meeting in San Francisco. We have been scheduled to meet at 1820 on
the evening of Tuesday, March 24 in Franciscan A.

*** NOTE DAY CHANGE ***
Our scheduled time slot on Tuesday evening is a departure from previous
IETF meetings, when we have held key signing sessions on Wednesdays.
Changes in the IETF meeting agenda have reduced the length of the break
before the Wednesday plenary and make it impractical to hold a key-signing
session during that time.  Our scheduled slot is 40 minutes on Tuesday
evening, between the end of the last meeting session and the start of the
social event.  We should be done in plenty of time for participants to
attend the social event or find dinner elsewhere.


The procedure we will use is the following:

o People who wish to participate may do so in one of two ways. You may
 bring slips of paper with your name, e-mail address, key-id, and key
 fingerprint. (One way of generating this if using gpg is "gpg
 --list-keys --fingerprint my_username@hostname") You should bring
 enough for everyone who may attend; given recent attendance patterns,
 around 50 should be more than enough. (You can generally fit 10-12
 strips containing your key fingerprint on a single sheet of paper, and
 then cut out strips to hand out.)

o Alternatively, you may email an ASCII extract of their PGP public key
 to <jhutz@cmu.edu>; by noon on Tuesday, March 24. Please include
 a subject line of "IETF PGP KEY", and please DO NOT MIME-ENCRYPT your
 e-mail; send it to me as plain text.

 The method of generating the ASCII extract under Unix is:

       pgp -kxa my_email_address mykey.asc (pgp 2.6.2)
       pgpk -xa my_email_address > mykey.asc (pgp 5.x)
       gpg --export -a my_email_address > mykey.asc (gpg)

 If you're using Windows or Macintosh, hopefully it will be Intuitively
 Obvious (tm) using the GUI interface how to generate an ASCII armored
 key that begins "-----BEGIN PGP PUBLIC KEY BLOCK-----".

o By 1500 on Tuesday, you will be able to fetch complete key ring
 from any of the following locations with all of the keys that were
 submitted:

       /afs/grand.central.org/project/ietf-pgp/ietf74/ietf74.pgp
       http://grand.central.org/dl/ietf-pgp/ietf74/ietf74.pgp
       ftp://grand.central.org/pub/ietf-pgp/ietf74/ietf74.pgp

o At 1820, come prepared with the PGP Key fingerprint of your PGP
 public key; we will have handouts with all of the key fingerprints of
 the keys that people have mailed in.

o In turn, readers at the front of the room will recite people's keys;
 as your key fingerprint is read, stand up, and at the end of reading
 of your PGP key fingerprint, acknowledge that the fingerprint as read
 was correct.

o Later that evening, or perhaps when you get home, you can sign the
 keys corresponding to the fingerprints which you were able to verify
 on the handout; note that it is advisable that you only sign keys of
 people when you have personal knowledge that the person who stood up
 during the reading of his/her fingerprint really is the person which
 he/she claimed to be.

o Send the signed keys to the owners, and, optionally, to the PGP key
 servers.
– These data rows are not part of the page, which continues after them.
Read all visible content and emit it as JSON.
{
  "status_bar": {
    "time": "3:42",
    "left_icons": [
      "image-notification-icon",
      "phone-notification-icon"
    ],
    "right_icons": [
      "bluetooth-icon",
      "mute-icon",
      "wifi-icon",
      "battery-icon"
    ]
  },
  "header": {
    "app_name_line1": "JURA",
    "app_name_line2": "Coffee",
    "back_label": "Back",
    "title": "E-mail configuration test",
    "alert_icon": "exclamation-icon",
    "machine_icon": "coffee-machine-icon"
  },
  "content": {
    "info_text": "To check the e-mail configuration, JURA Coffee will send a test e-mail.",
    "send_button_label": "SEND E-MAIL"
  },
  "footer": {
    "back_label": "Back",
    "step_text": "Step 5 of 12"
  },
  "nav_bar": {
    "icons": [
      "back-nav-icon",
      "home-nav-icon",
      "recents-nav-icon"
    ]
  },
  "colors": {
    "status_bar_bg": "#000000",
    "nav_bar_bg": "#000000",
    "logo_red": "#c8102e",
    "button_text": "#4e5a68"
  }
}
Some people opt to NOT send the signed keys to the
 keyservers, but rather choose to send them only to the e-mail address
 on the key's userid, encrypted for that particular key. This tends to
 ensures the validity of the e-mail address.

Note that you don't have to have a laptop with you; if you don't have
any locally trusted computing resources during the key signing party,
you can make notes on the handout, and on the strips of papers, and then
take these and sign the keys later.

Acknowledgment: The bulk of the text of this message was taken from the
messages usually sent by Ted Ts'o to announce IETF key signing parties.

-- Jeffrey T. Hutzelman (N3NHS) <jhutz+@cmu.edu>;
  Sr. Research Systems Programmer
  School of Computer Science - Research Computing Facility
  Carnegie Mellon University - Pittsburgh, PA